That desire for empowerment is what inspired lifelong New Yorker Virginia Chang to become an end-of-life doula.

“I really never thought about death and dying,” said Chang, who is 59. But, within a span of seven months beginning in 2016, she lost three family members. Two of the deaths “did not go well” and she recalls feeling powerless and hopeless as her wishes for her loved ones were ignored by medical staff.

While trying to process her grief months after the third loss, Chang attended a lecture where the speaker described end-of-life doulas.

“My one takeaway from that talk was, why wasn’t there someone like that there for me during this past experience?” Chang said.

Though she couldn’t rewrite her own story, Chang realized she could help others with theirs.

“I literally changed my whole life and I started exploring the path to becoming an end-of-life doula,” Chang said.

Doulas are also part of a larger effort to change the conversation around death — some call this the “death positivity” movement. The idea is not to be positive about death, but rather to speak openly and honestly about it, because death is universal, expensive and complicated.

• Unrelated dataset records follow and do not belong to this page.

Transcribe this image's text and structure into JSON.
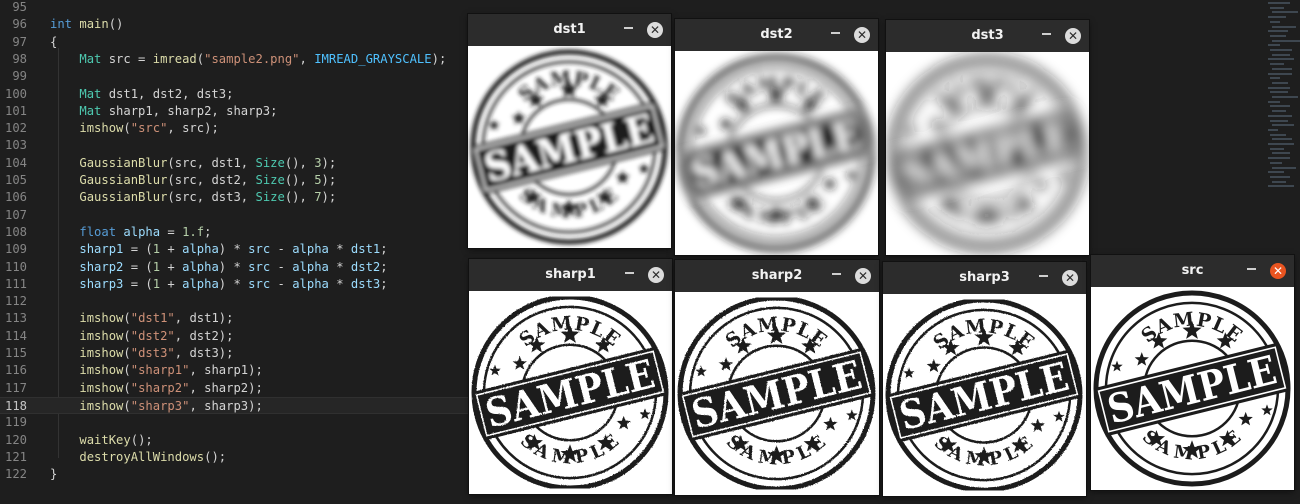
{
  "editor": {
    "current_line": "118",
    "lines": [
      {
        "n": "95",
        "tokens": []
      },
      {
        "n": "96",
        "tokens": [
          {
            "t": "int",
            "c": "kw"
          },
          {
            "t": " ",
            "c": "plain"
          },
          {
            "t": "main",
            "c": "fn"
          },
          {
            "t": "()",
            "c": "plain"
          }
        ]
      },
      {
        "n": "97",
        "tokens": [
          {
            "t": "{",
            "c": "plain"
          }
        ]
      },
      {
        "n": "98",
        "tokens": [
          {
            "t": "    ",
            "c": "plain"
          },
          {
            "t": "Mat",
            "c": "type"
          },
          {
            "t": " src = ",
            "c": "plain"
          },
          {
            "t": "imread",
            "c": "fn"
          },
          {
            "t": "(",
            "c": "plain"
          },
          {
            "t": "\"sample2.png\"",
            "c": "str"
          },
          {
            "t": ", ",
            "c": "plain"
          },
          {
            "t": "IMREAD_GRAYSCALE",
            "c": "enum"
          },
          {
            "t": ");",
            "c": "plain"
          }
        ]
      },
      {
        "n": "99",
        "tokens": []
      },
      {
        "n": "100",
        "tokens": [
          {
            "t": "    ",
            "c": "plain"
          },
          {
            "t": "Mat",
            "c": "type"
          },
          {
            "t": " dst1, dst2, dst3;",
            "c": "plain"
          }
        ]
      },
      {
        "n": "101",
        "tokens": [
          {
            "t": "    ",
            "c": "plain"
          },
          {
            "t": "Mat",
            "c": "type"
          },
          {
            "t": " sharp1, sharp2, sharp3;",
            "c": "plain"
          }
        ]
      },
      {
        "n": "102",
        "tokens": [
          {
            "t": "    ",
            "c": "plain"
          },
          {
            "t": "imshow",
            "c": "fn"
          },
          {
            "t": "(",
            "c": "plain"
          },
          {
            "t": "\"src\"",
            "c": "str"
          },
          {
            "t": ", src);",
            "c": "plain"
          }
        ]
      },
      {
        "n": "103",
        "tokens": []
      },
      {
        "n": "104",
        "tokens": [
          {
            "t": "    ",
            "c": "plain"
          },
          {
            "t": "GaussianBlur",
            "c": "fn"
          },
          {
            "t": "(src, dst1, ",
            "c": "plain"
          },
          {
            "t": "Size",
            "c": "type"
          },
          {
            "t": "(), ",
            "c": "plain"
          },
          {
            "t": "3",
            "c": "num"
          },
          {
            "t": ");",
            "c": "plain"
          }
        ]
      },
      {
        "n": "105",
        "tokens": [
          {
            "t": "    ",
            "c": "plain"
          },
          {
            "t": "GaussianBlur",
            "c": "fn"
          },
          {
            "t": "(src, dst2, ",
            "c": "plain"
          },
          {
            "t": "Size",
            "c": "type"
          },
          {
            "t": "(), ",
            "c": "plain"
          },
          {
            "t": "5",
            "c": "num"
          },
          {
            "t": ");",
            "c": "plain"
          }
        ]
      },
      {
        "n": "106",
        "tokens": [
          {
            "t": "    ",
            "c": "plain"
          },
          {
            "t": "GaussianBlur",
            "c": "fn"
          },
          {
            "t": "(src, dst3, ",
            "c": "plain"
          },
          {
            "t": "Size",
            "c": "type"
          },
          {
            "t": "(), ",
            "c": "plain"
          },
          {
            "t": "7",
            "c": "num"
          },
          {
            "t": ");",
            "c": "plain"
          }
        ]
      },
      {
        "n": "107",
        "tokens": []
      },
      {
        "n": "108",
        "tokens": [
          {
            "t": "    ",
            "c": "plain"
          },
          {
            "t": "float",
            "c": "kw"
          },
          {
            "t": " ",
            "c": "plain"
          },
          {
            "t": "alpha",
            "c": "var"
          },
          {
            "t": " = ",
            "c": "plain"
          },
          {
            "t": "1.f",
            "c": "num"
          },
          {
            "t": ";",
            "c": "plain"
          }
        ]
      },
      {
        "n": "109",
        "tokens": [
          {
            "t": "    ",
            "c": "plain"
          },
          {
            "t": "sharp1",
            "c": "var"
          },
          {
            "t": " = (",
            "c": "plain"
          },
          {
            "t": "1",
            "c": "num"
          },
          {
            "t": " + ",
            "c": "plain"
          },
          {
            "t": "alpha",
            "c": "var"
          },
          {
            "t": ") * ",
            "c": "plain"
          },
          {
            "t": "src",
            "c": "var"
          },
          {
            "t": " - ",
            "c": "plain"
          },
          {
            "t": "alpha",
            "c": "var"
          },
          {
            "t": " * ",
            "c": "plain"
          },
          {
            "t": "dst1",
            "c": "var"
          },
          {
            "t": ";",
            "c": "plain"
          }
        ]
      },
      {
        "n": "110",
        "tokens": [
          {
            "t": "    ",
            "c": "plain"
          },
          {
            "t": "sharp2",
            "c": "var"
          },
          {
            "t": " = (",
            "c": "plain"
          },
          {
            "t": "1",
            "c": "num"
          },
          {
            "t": " + ",
            "c": "plain"
          },
          {
            "t": "alpha",
            "c": "var"
          },
          {
            "t": ") * ",
            "c": "plain"
          },
          {
            "t": "src",
            "c": "var"
          },
          {
            "t": " - ",
            "c": "plain"
          },
          {
            "t": "alpha",
            "c": "var"
          },
          {
            "t": " * ",
            "c": "plain"
          },
          {
            "t": "dst2",
            "c": "var"
          },
          {
            "t": ";",
            "c": "plain"
          }
        ]
      },
      {
        "n": "111",
        "tokens": [
          {
            "t": "    ",
            "c": "plain"
          },
          {
            "t": "sharp3",
            "c": "var"
          },
          {
            "t": " = (",
            "c": "plain"
          },
          {
            "t": "1",
            "c": "num"
          },
          {
            "t": " + ",
            "c": "plain"
          },
          {
            "t": "alpha",
            "c": "var"
          },
          {
            "t": ") * ",
            "c": "plain"
          },
          {
            "t": "src",
            "c": "var"
          },
          {
            "t": " - ",
            "c": "plain"
          },
          {
            "t": "alpha",
            "c": "var"
          },
          {
            "t": " * ",
            "c": "plain"
          },
          {
            "t": "dst3",
            "c": "var"
          },
          {
            "t": ";",
            "c": "plain"
          }
        ]
      },
      {
        "n": "112",
        "tokens": []
      },
      {
        "n": "113",
        "tokens": [
          {
            "t": "    ",
            "c": "plain"
          },
          {
            "t": "imshow",
            "c": "fn"
          },
          {
            "t": "(",
            "c": "plain"
          },
          {
            "t": "\"dst1\"",
            "c": "str"
          },
          {
            "t": ", dst1);",
            "c": "plain"
          }
        ]
      },
      {
        "n": "114",
        "tokens": [
          {
            "t": "    ",
            "c": "plain"
          },
          {
            "t": "imshow",
            "c": "fn"
          },
          {
            "t": "(",
            "c": "plain"
          },
          {
            "t": "\"dst2\"",
            "c": "str"
          },
          {
            "t": ", dst2);",
            "c": "plain"
          }
        ]
      },
      {
        "n": "115",
        "tokens": [
          {
            "t": "    ",
            "c": "plain"
          },
          {
            "t": "imshow",
            "c": "fn"
          },
          {
            "t": "(",
            "c": "plain"
          },
          {
            "t": "\"dst3\"",
            "c": "str"
          },
          {
            "t": ", dst3);",
            "c": "plain"
          }
        ]
      },
      {
        "n": "116",
        "tokens": [
          {
            "t": "    ",
            "c": "plain"
          },
          {
            "t": "imshow",
            "c": "fn"
          },
          {
            "t": "(",
            "c": "plain"
          },
          {
            "t": "\"sharp1\"",
            "c": "str"
          },
          {
            "t": ", sharp1);",
            "c": "plain"
          }
        ]
      },
      {
        "n": "117",
        "tokens": [
          {
            "t": "    ",
            "c": "plain"
          },
          {
            "t": "imshow",
            "c": "fn"
          },
          {
            "t": "(",
            "c": "plain"
          },
          {
            "t": "\"sharp2\"",
            "c": "str"
          },
          {
            "t": ", sharp2);",
            "c": "plain"
          }
        ]
      },
      {
        "n": "118",
        "tokens": [
          {
            "t": "    ",
            "c": "plain"
          },
          {
            "t": "imshow",
            "c": "fn"
          },
          {
            "t": "(",
            "c": "plain"
          },
          {
            "t": "\"sharp3\"",
            "c": "str"
          },
          {
            "t": ", sharp3);",
            "c": "plain"
          }
        ]
      },
      {
        "n": "119",
        "tokens": []
      },
      {
        "n": "120",
        "tokens": [
          {
            "t": "    ",
            "c": "plain"
          },
          {
            "t": "waitKey",
            "c": "fn"
          },
          {
            "t": "();",
            "c": "plain"
          }
        ]
      },
      {
        "n": "121",
        "tokens": [
          {
            "t": "    ",
            "c": "plain"
          },
          {
            "t": "destroyAllWindows",
            "c": "fn"
          },
          {
            "t": "();",
            "c": "plain"
          }
        ]
      },
      {
        "n": "122",
        "tokens": [
          {
            "t": "}",
            "c": "plain"
          }
        ]
      }
    ]
  },
  "windows": [
    {
      "id": "dst1",
      "title": "dst1",
      "blur": 2.2,
      "sharp": false,
      "active": false
    },
    {
      "id": "dst2",
      "title": "dst2",
      "blur": 4.2,
      "sharp": false,
      "active": false
    },
    {
      "id": "dst3",
      "title": "dst3",
      "blur": 6.5,
      "sharp": false,
      "active": false
    },
    {
      "id": "sharp1",
      "title": "sharp1",
      "blur": 0,
      "sharp": true,
      "active": false
    },
    {
      "id": "sharp2",
      "title": "sharp2",
      "blur": 0,
      "sharp": true,
      "active": false
    },
    {
      "id": "sharp3",
      "title": "sharp3",
      "blur": 0,
      "sharp": true,
      "active": false
    },
    {
      "id": "src",
      "title": "src",
      "blur": 0,
      "sharp": false,
      "active": true
    }
  ],
  "window_controls": {
    "minimize_glyph": "–",
    "close_glyph": "✕"
  },
  "stamp": {
    "top_text": "SAMPLE",
    "band_text": "SAMPLE",
    "bottom_text": "SAMPLE",
    "ink_color": "#1c1c1c",
    "paper_color": "#ffffff"
  },
  "colors": {
    "editor_bg": "#1e1e1e",
    "titlebar_bg": "#2c2c2c",
    "close_active": "#e95420"
  }
}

For Resham Mantri, a death doula in Bed-Stuy who hosts online talks about death and grieving and writes regularly about the topics, changing the conversation around death includes discussing the fact that many deaths are caused by racism and systemic oppression, and that many people are denied a “good” death.

“I would start with: who is dying and how in this country? I don’t actually think that’s separate from death work,” Mantri said.

Rates for these services vary: Some end-of-life doulas work pro bono, some barter and others offer packages, usually on a sliding scale. Most doulas said it was a calling, and almost everyone interviewed for this story mentioned other income sources.

Although dealing with death can seem macabre, doulas describe it as life-affirming.

Emma Acker, a mom of three in Manhattan who has been an end-of-life doula since 2019, said the work has shifted her perspective, trickling down to mundane moments like riding the subway. She said when she started working as a doula, she’d observe strangers in a crowded train car and her mind would wander to imagining them on their deathbeds.

“It sounds morbid,” she said, “But it actually helped me really value and see human beings in a very different way.”

Chang sounded a similar note: “Being aware of your mortality only enhances how you live your life by being able to appreciate living every single day … You can’t imagine how much richness you can bring to your life by just being aware of your death.”

Santangelo, the former SoulCycle instructor, said people tend to be very curious about her death work — she sometimes doesn’t mention it for fear of monopolizing a conversation.

“You would be surprised at how exciting death is for some people,” she said. “When you speak about end-of-life transition — personalities, family, da-da-da-da — you’re not talking about death anymore. You’re talking about life. We are talking about life.”